Last night was another shortened rehearsal for Oedipus Rex, as we took less than 50 minutes to run through all of our parts with Maestro James Levine (hereafter referred to affectionately as “Jimmy,” as most of us do).
Almost every other conductor we’ve sung for wants very hands-on experience directing the chorus and gives us very specific direction. It’s usually welcomed, but it also sort of reminds me sadly of the classic office situation where executives approving something just have to make a few changes to make it feel like it’s theirs and to reassert their authority. (I do it too, unconsciously, when I’m approving something for someone else… “In this copy, what if we change this word, and split this into two paragraphs…”). Most conductors insist on these minor adjustments, sometimes inspired, sometimes shrug-inducing, that satisfy some particular quirk of theirs but may or may not make the piece better.
It’s been a long time since I’ve sung for Jimmy, given his physical ailments that have kept him away from the podium for a few years. But one thing hasn’t changed. Jimmy is not a hands-on conductor during the piano rehearsal. He’s there to watch and listen. He lets John Oliver conduct us, and occasionally — I’d even say, rarely — interrupts to give us some sort of direction.
It is painfully easy to watch Jimmy during moments like these and conjure up the image of a special needs kid trying to keep up. He is partially transfixed by the music, sometimes singing along with solo parts in an off-key warbling baritone, often rocking back and forth and constantly shifting position (to the point where I wonder if he has Parkinson’s), and always with a child-like smile on his face. But it would be a mistake. When he does give advice, it’s so quickly clear that he’s hearing about 50 more things than you or I will ever hear in the music. Like when he slipped into a lecture about how it’s necessary to bring out the tension between the vocal harmonics and the sostenuto (the sustained, repeated timpani notes, which often is the only accompaniment.)

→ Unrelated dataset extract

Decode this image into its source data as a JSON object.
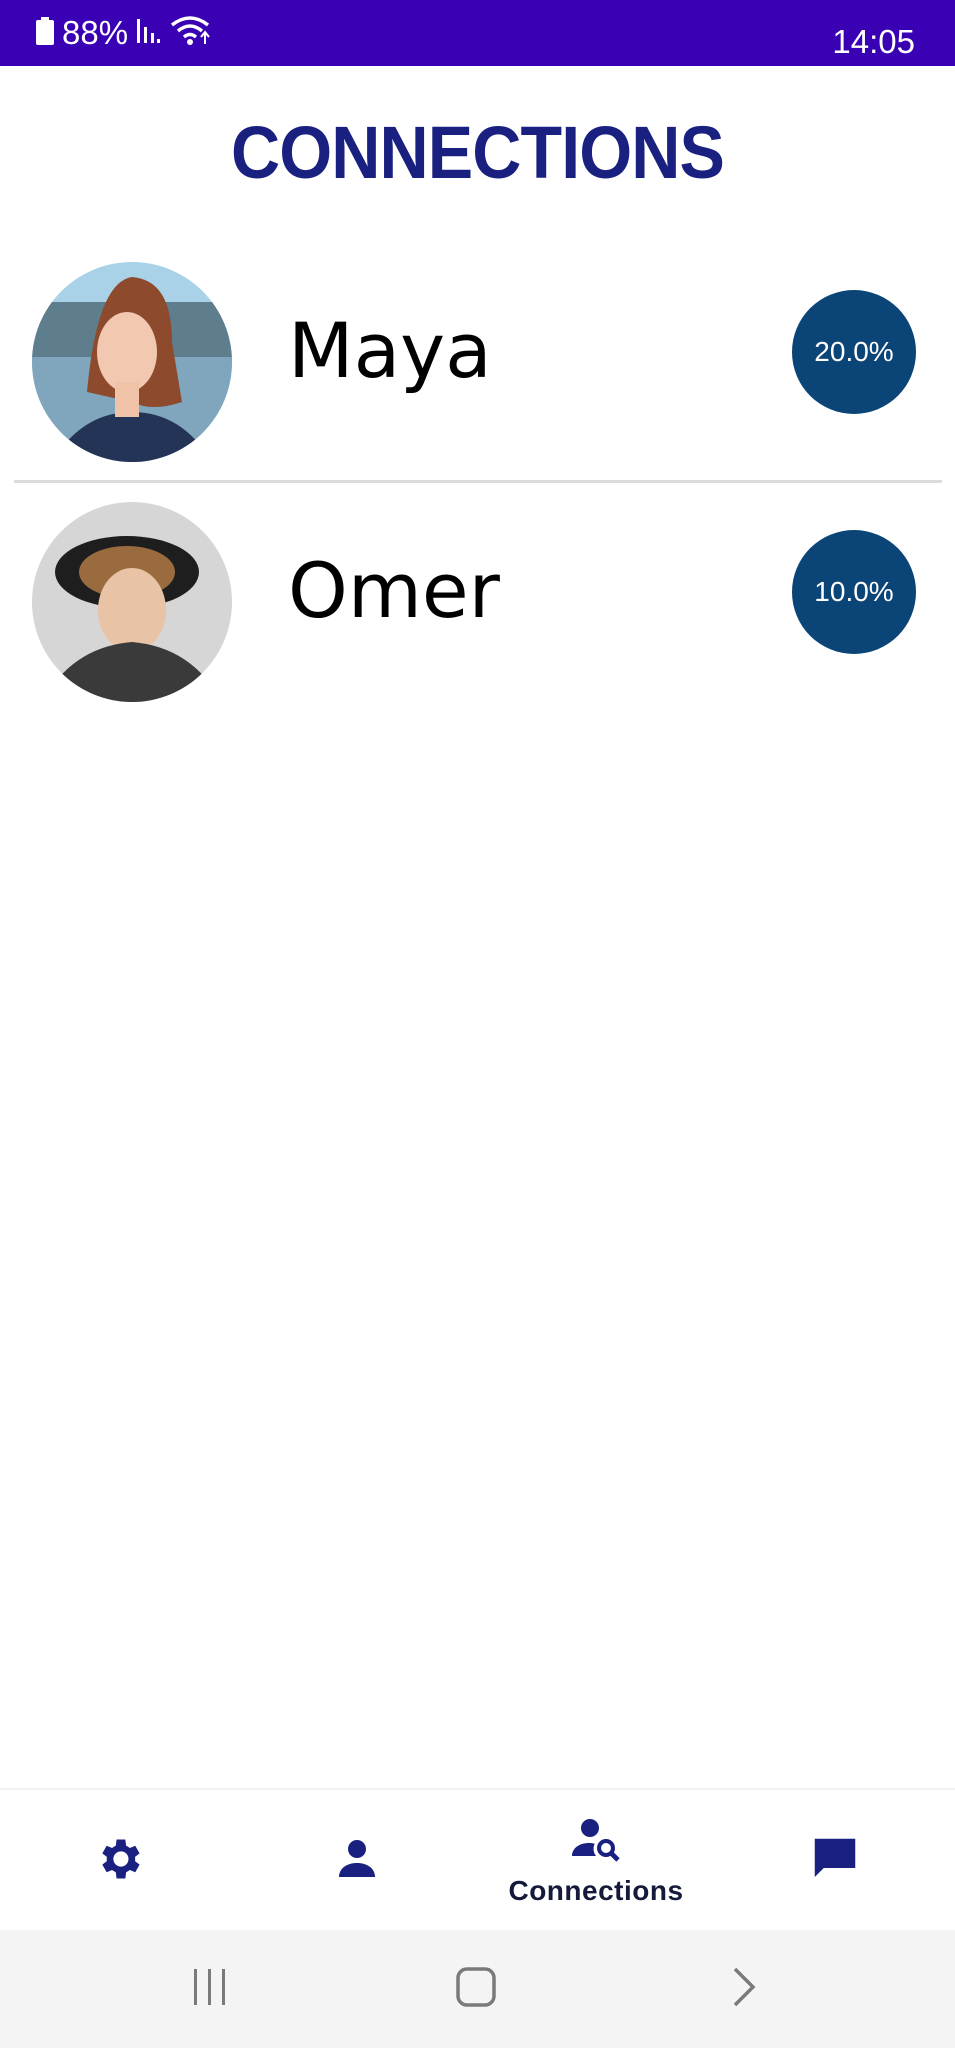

And yet, even with such limited involvement, we know he is capable of generating the most amazing concert performances. Everyone gushed about how “transcendent” his Mahler’s 2nd performance was last October. We saw a glimpse of this when he suddenly took over for John in the last part, reminding us of how to treat the final Vale, vale Oedipus. He reminded us that since “the end of each phrase as written is so sad,” the character of the ending should be “the saddest thing you’ve ever heard. We did it again, suddenly evoking a gentle pity that we found from ourselves more easily from the slower tempo he dictated and his (very brief!) hand movements as he led us through it. Wow. It will leave the audience breathless, that ending.

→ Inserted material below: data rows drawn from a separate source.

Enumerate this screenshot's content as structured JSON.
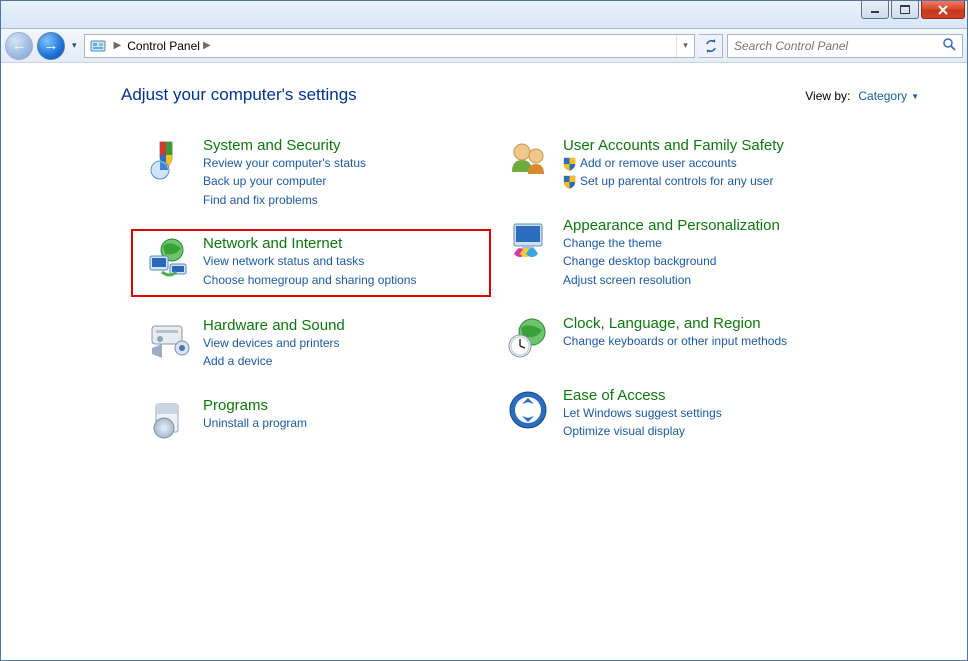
{
  "breadcrumb": {
    "root_icon": "control-panel",
    "item": "Control Panel"
  },
  "search": {
    "placeholder": "Search Control Panel"
  },
  "page": {
    "title": "Adjust your computer's settings",
    "viewby_label": "View by:",
    "viewby_value": "Category"
  },
  "left": [
    {
      "title": "System and Security",
      "links": [
        "Review your computer's status",
        "Back up your computer",
        "Find and fix problems"
      ],
      "shields": []
    },
    {
      "title": "Network and Internet",
      "links": [
        "View network status and tasks",
        "Choose homegroup and sharing options"
      ],
      "shields": [],
      "highlight": true
    },
    {
      "title": "Hardware and Sound",
      "links": [
        "View devices and printers",
        "Add a device"
      ],
      "shields": []
    },
    {
      "title": "Programs",
      "links": [
        "Uninstall a program"
      ],
      "shields": []
    }
  ],
  "right": [
    {
      "title": "User Accounts and Family Safety",
      "links": [
        "Add or remove user accounts",
        "Set up parental controls for any user"
      ],
      "shields": [
        0,
        1
      ]
    },
    {
      "title": "Appearance and Personalization",
      "links": [
        "Change the theme",
        "Change desktop background",
        "Adjust screen resolution"
      ],
      "shields": []
    },
    {
      "title": "Clock, Language, and Region",
      "links": [
        "Change keyboards or other input methods"
      ],
      "shields": []
    },
    {
      "title": "Ease of Access",
      "links": [
        "Let Windows suggest settings",
        "Optimize visual display"
      ],
      "shields": []
    }
  ]
}
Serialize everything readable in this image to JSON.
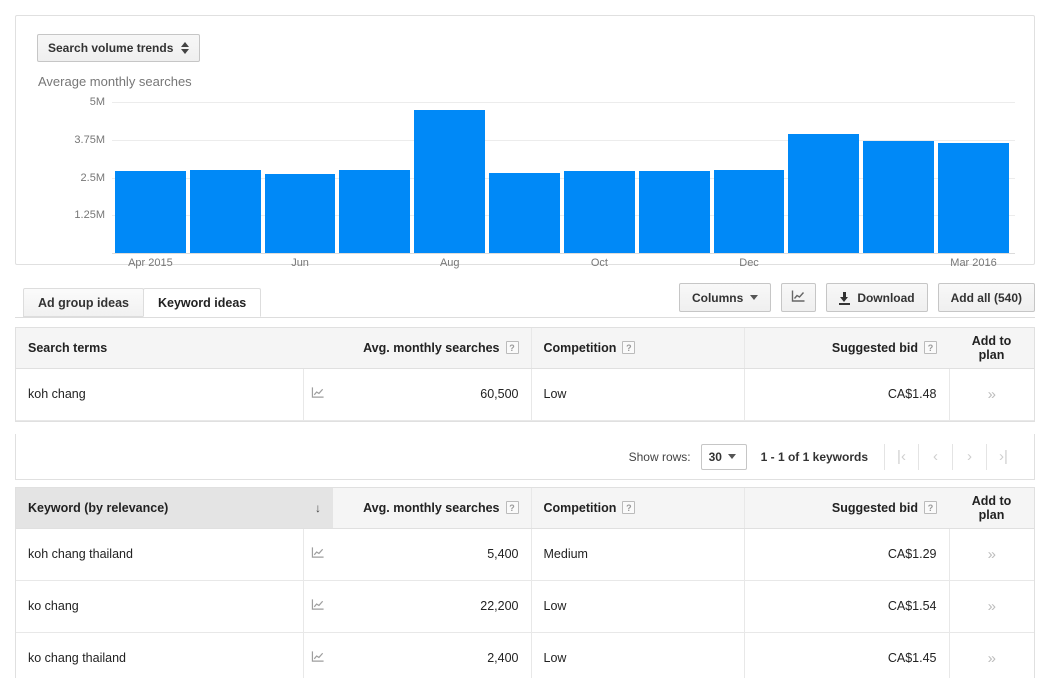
{
  "chart_panel": {
    "trend_selector_label": "Search volume trends",
    "subtitle": "Average monthly searches"
  },
  "chart_data": {
    "type": "bar",
    "title": "Average monthly searches",
    "xlabel": "",
    "ylabel": "",
    "ylim": [
      0,
      5000000
    ],
    "grid": true,
    "legend": false,
    "ytick_labels": [
      "5M",
      "3.75M",
      "2.5M",
      "1.25M"
    ],
    "ytick_values": [
      5000000,
      3750000,
      2500000,
      1250000
    ],
    "categories": [
      "Apr 2015",
      "May 2015",
      "Jun 2015",
      "Jul 2015",
      "Aug 2015",
      "Sep 2015",
      "Oct 2015",
      "Nov 2015",
      "Dec 2015",
      "Jan 2016",
      "Feb 2016",
      "Mar 2016"
    ],
    "visible_xtick_labels": [
      "Apr 2015",
      "",
      "Jun",
      "",
      "Aug",
      "",
      "Oct",
      "",
      "Dec",
      "",
      "",
      "Mar 2016"
    ],
    "values": [
      2700000,
      2750000,
      2600000,
      2750000,
      4750000,
      2650000,
      2700000,
      2720000,
      2760000,
      3950000,
      3700000,
      3650000
    ],
    "bar_color": "#0089f7"
  },
  "tabs": [
    {
      "label": "Ad group ideas",
      "active": false
    },
    {
      "label": "Keyword ideas",
      "active": true
    }
  ],
  "toolbar": {
    "columns_label": "Columns",
    "chart_toggle_label": "",
    "download_label": "Download",
    "add_all_label": "Add all (540)"
  },
  "search_terms_table": {
    "columns": [
      "Search terms",
      "",
      "Avg. monthly searches",
      "Competition",
      "Suggested bid",
      "Add to plan"
    ],
    "help_marker": "?",
    "rows": [
      {
        "keyword": "koh chang",
        "avg_monthly_searches": "60,500",
        "competition": "Low",
        "suggested_bid": "CA$1.48",
        "add_to_plan": "»"
      }
    ]
  },
  "pagination": {
    "show_rows_label": "Show rows:",
    "rows_value": "30",
    "range_label": "1 - 1 of 1 keywords",
    "first_label": "|‹",
    "prev_label": "‹",
    "next_label": "›",
    "last_label": "›|"
  },
  "keyword_ideas_table": {
    "columns": [
      "Keyword (by relevance)",
      "",
      "Avg. monthly searches",
      "Competition",
      "Suggested bid",
      "Add to plan"
    ],
    "help_marker": "?",
    "sort_arrow": "↓",
    "rows": [
      {
        "keyword": "koh chang thailand",
        "avg_monthly_searches": "5,400",
        "competition": "Medium",
        "suggested_bid": "CA$1.29",
        "add_to_plan": "»"
      },
      {
        "keyword": "ko chang",
        "avg_monthly_searches": "22,200",
        "competition": "Low",
        "suggested_bid": "CA$1.54",
        "add_to_plan": "»"
      },
      {
        "keyword": "ko chang thailand",
        "avg_monthly_searches": "2,400",
        "competition": "Low",
        "suggested_bid": "CA$1.45",
        "add_to_plan": "»"
      }
    ]
  }
}
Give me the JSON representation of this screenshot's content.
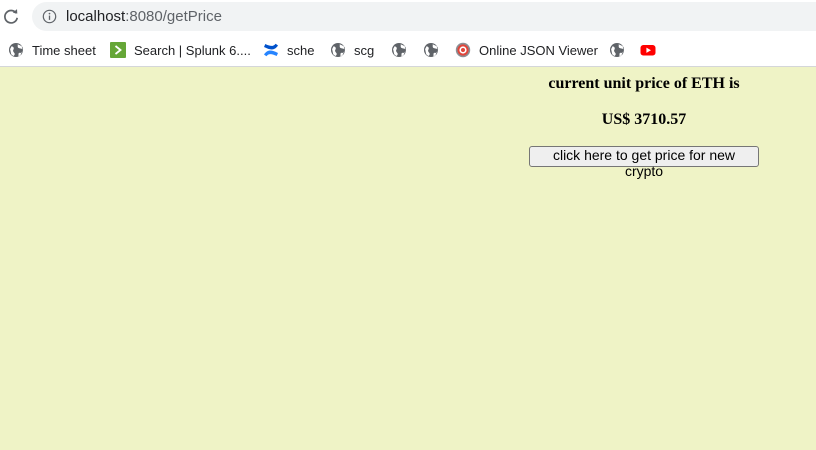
{
  "browser": {
    "address": {
      "host": "localhost",
      "path": ":8080/getPrice"
    },
    "bookmarks": [
      {
        "label": "Time sheet",
        "icon": "globe-icon"
      },
      {
        "label": "Search | Splunk 6....",
        "icon": "splunk-icon"
      },
      {
        "label": "sche",
        "icon": "confluence-icon"
      },
      {
        "label": "scg",
        "icon": "globe-icon"
      },
      {
        "label": "",
        "icon": "globe-icon"
      },
      {
        "label": "",
        "icon": "globe-icon"
      },
      {
        "label": "Online JSON Viewer",
        "icon": "json-viewer-icon"
      },
      {
        "label": "",
        "icon": "globe-icon"
      },
      {
        "label": "",
        "icon": "youtube-icon"
      }
    ]
  },
  "page": {
    "heading": "current unit price of ETH is",
    "price": "US$ 3710.57",
    "button_label": "click here to get price for new crypto"
  },
  "colors": {
    "page_background": "#eff3c6",
    "splunk_green": "#65a637",
    "confluence_blue": "#2684ff",
    "youtube_red": "#ff0000"
  }
}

One funny moment: We were asking Jimmy about the character of the happy-go-lucky section which is at odds with the somber nature of the scene (blood gushing from Oedipus’s eyes after he pokes them out with the brooch from his hanged wife… not something you expect circus music from.) Jimmy called it the “Tarantella from Hell,” and made an off-hand remark (I didn’t quite hear it) comparing it to all the Pops music we’d been singing this Christmas. John took it a step further, pointing out how it was banal, cheap music for the mob — the spectacle for the masses — the stuff everyone wants to hear. “You’re familiar with that by now, right? Singing for the masses?” Having each come off 7+ holiday pops performances… yes, we knew what he meant!